* _EXERCISE_
Give back every entry, exactly as written.

* _SUPPLIED DATA_

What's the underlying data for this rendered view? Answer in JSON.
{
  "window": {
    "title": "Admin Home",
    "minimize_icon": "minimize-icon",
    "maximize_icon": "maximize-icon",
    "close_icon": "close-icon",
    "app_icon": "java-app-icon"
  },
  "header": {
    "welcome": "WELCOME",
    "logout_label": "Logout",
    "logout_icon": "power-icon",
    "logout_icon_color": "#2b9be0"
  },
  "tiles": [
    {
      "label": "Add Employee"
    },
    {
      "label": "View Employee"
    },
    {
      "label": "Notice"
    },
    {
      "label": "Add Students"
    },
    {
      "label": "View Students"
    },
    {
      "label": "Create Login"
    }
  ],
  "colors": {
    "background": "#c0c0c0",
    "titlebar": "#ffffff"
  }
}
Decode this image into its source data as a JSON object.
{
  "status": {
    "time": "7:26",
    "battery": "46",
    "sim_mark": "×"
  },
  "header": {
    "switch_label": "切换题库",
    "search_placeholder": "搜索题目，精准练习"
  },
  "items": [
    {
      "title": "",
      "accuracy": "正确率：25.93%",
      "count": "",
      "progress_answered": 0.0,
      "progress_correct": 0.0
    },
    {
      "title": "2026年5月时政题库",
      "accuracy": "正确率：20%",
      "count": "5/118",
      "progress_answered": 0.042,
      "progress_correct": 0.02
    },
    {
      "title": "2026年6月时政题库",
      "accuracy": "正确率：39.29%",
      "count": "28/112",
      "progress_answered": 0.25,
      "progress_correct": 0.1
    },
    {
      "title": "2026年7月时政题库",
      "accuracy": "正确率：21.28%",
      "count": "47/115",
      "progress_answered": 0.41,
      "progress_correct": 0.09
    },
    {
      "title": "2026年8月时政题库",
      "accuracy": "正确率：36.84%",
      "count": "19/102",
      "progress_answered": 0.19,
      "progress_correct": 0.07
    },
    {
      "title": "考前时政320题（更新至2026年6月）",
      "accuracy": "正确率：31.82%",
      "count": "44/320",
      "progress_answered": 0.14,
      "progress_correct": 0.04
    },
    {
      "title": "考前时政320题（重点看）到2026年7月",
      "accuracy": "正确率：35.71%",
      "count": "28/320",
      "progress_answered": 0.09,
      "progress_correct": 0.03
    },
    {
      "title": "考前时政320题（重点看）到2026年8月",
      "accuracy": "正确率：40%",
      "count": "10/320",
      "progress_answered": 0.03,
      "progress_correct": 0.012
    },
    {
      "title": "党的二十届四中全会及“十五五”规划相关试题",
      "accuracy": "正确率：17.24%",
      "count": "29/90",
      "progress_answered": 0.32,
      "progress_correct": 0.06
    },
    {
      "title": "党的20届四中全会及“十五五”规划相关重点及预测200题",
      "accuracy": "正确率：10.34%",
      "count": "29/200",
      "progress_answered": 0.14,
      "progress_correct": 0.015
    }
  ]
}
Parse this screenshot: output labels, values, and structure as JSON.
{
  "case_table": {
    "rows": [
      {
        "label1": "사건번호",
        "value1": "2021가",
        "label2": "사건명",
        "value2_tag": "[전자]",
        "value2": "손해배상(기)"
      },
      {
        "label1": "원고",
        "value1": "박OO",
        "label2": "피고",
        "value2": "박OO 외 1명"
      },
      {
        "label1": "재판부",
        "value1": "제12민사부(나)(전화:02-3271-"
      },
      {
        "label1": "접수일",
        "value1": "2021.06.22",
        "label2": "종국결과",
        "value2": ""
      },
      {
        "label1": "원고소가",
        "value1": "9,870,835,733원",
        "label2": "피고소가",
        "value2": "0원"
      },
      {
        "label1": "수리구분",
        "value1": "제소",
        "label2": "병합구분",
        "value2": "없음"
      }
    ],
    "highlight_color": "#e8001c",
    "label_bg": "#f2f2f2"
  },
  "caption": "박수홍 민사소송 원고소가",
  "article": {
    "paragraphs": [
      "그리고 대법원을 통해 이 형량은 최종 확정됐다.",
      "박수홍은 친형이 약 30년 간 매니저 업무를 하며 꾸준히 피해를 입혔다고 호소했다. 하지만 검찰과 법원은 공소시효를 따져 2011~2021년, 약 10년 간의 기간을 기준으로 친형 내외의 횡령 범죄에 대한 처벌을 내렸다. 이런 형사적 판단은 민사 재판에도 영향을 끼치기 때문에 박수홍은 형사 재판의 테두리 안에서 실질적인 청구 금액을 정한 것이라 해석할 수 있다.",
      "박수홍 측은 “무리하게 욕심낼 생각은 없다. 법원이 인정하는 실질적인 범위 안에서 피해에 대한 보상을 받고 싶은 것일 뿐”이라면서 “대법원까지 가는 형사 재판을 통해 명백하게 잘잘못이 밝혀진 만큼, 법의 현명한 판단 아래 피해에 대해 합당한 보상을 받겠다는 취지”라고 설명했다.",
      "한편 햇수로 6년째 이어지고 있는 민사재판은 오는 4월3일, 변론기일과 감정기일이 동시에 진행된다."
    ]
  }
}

* _SOLUTION FOR THIS PROBLEM_
What's the underlying data for this rendered view? Answer in JSON.
{
  "window": {
    "title": "Admin Home",
    "minimize_icon": "minimize-icon",
    "maximize_icon": "maximize-icon",
    "close_icon": "close-icon",
    "app_icon": "java-app-icon"
  },
  "header": {
    "welcome": "WELCOME",
    "logout_label": "Logout",
    "logout_icon": "power-icon",
    "logout_icon_color": "#2b9be0"
  },
  "tiles": [
    {
      "label": "Add Employee"
    },
    {
      "label": "View Employee"
    },
    {
      "label": "Notice"
    },
    {
      "label": "Add Students"
    },
    {
      "label": "View Students"
    },
    {
      "label": "Create Login"
    }
  ],
  "colors": {
    "background": "#c0c0c0",
    "titlebar": "#ffffff"
  }
}
Decode this image into its source data as a JSON object.
{
  "status": {
    "time": "7:26",
    "battery": "46",
    "sim_mark": "×"
  },
  "header": {
    "switch_label": "切换题库",
    "search_placeholder": "搜索题目，精准练习"
  },
  "items": [
    {
      "title": "",
      "accuracy": "正确率：25.93%",
      "count": "",
      "progress_answered": 0.0,
      "progress_correct": 0.0
    },
    {
      "title": "2026年5月时政题库",
      "accuracy": "正确率：20%",
      "count": "5/118",
      "progress_answered": 0.042,
      "progress_correct": 0.02
    },
    {
      "title": "2026年6月时政题库",
      "accuracy": "正确率：39.29%",
      "count": "28/112",
      "progress_answered": 0.25,
      "progress_correct": 0.1
    },
    {
      "title": "2026年7月时政题库",
      "accuracy": "正确率：21.28%",
      "count": "47/115",
      "progress_answered": 0.41,
      "progress_correct": 0.09
    },
    {
      "title": "2026年8月时政题库",
      "accuracy": "正确率：36.84%",
      "count": "19/102",
      "progress_answered": 0.19,
      "progress_correct": 0.07
    },
    {
      "title": "考前时政320题（更新至2026年6月）",
      "accuracy": "正确率：31.82%",
      "count": "44/320",
      "progress_answered": 0.14,
      "progress_correct": 0.04
    },
    {
      "title": "考前时政320题（重点看）到2026年7月",
      "accuracy": "正确率：35.71%",
      "count": "28/320",
      "progress_answered": 0.09,
      "progress_correct": 0.03
    },
    {
      "title": "考前时政320题（重点看）到2026年8月",
      "accuracy": "正确率：40%",
      "count": "10/320",
      "progress_answered": 0.03,
      "progress_correct": 0.012
    },
    {
      "title": "党的二十届四中全会及“十五五”规划相关试题",
      "accuracy": "正确率：17.24%",
      "count": "29/90",
      "progress_answered": 0.32,
      "progress_correct": 0.06
    },
    {
      "title": "党的20届四中全会及“十五五”规划相关重点及预测200题",
      "accuracy": "正确率：10.34%",
      "count": "29/200",
      "progress_answered": 0.14,
      "progress_correct": 0.015
    }
  ]
}
Parse this screenshot: output labels, values, and structure as JSON.
{
  "case_table": {
    "rows": [
      {
        "label1": "사건번호",
        "value1": "2021가",
        "label2": "사건명",
        "value2_tag": "[전자]",
        "value2": "손해배상(기)"
      },
      {
        "label1": "원고",
        "value1": "박OO",
        "label2": "피고",
        "value2": "박OO 외 1명"
      },
      {
        "label1": "재판부",
        "value1": "제12민사부(나)(전화:02-3271-"
      },
      {
        "label1": "접수일",
        "value1": "2021.06.22",
        "label2": "종국결과",
        "value2": ""
      },
      {
        "label1": "원고소가",
        "value1": "9,870,835,733원",
        "label2": "피고소가",
        "value2": "0원"
      },
      {
        "label1": "수리구분",
        "value1": "제소",
        "label2": "병합구분",
        "value2": "없음"
      }
    ],
    "highlight_color": "#e8001c",
    "label_bg": "#f2f2f2"
  },
  "caption": "박수홍 민사소송 원고소가",
  "article": {
    "paragraphs": [
      "그리고 대법원을 통해 이 형량은 최종 확정됐다.",
      "박수홍은 친형이 약 30년 간 매니저 업무를 하며 꾸준히 피해를 입혔다고 호소했다. 하지만 검찰과 법원은 공소시효를 따져 2011~2021년, 약 10년 간의 기간을 기준으로 친형 내외의 횡령 범죄에 대한 처벌을 내렸다. 이런 형사적 판단은 민사 재판에도 영향을 끼치기 때문에 박수홍은 형사 재판의 테두리 안에서 실질적인 청구 금액을 정한 것이라 해석할 수 있다.",
      "박수홍 측은 “무리하게 욕심낼 생각은 없다. 법원이 인정하는 실질적인 범위 안에서 피해에 대한 보상을 받고 싶은 것일 뿐”이라면서 “대법원까지 가는 형사 재판을 통해 명백하게 잘잘못이 밝혀진 만큼, 법의 현명한 판단 아래 피해에 대해 합당한 보상을 받겠다는 취지”라고 설명했다.",
      "한편 햇수로 6년째 이어지고 있는 민사재판은 오는 4월3일, 변론기일과 감정기일이 동시에 진행된다."
    ]
  }
}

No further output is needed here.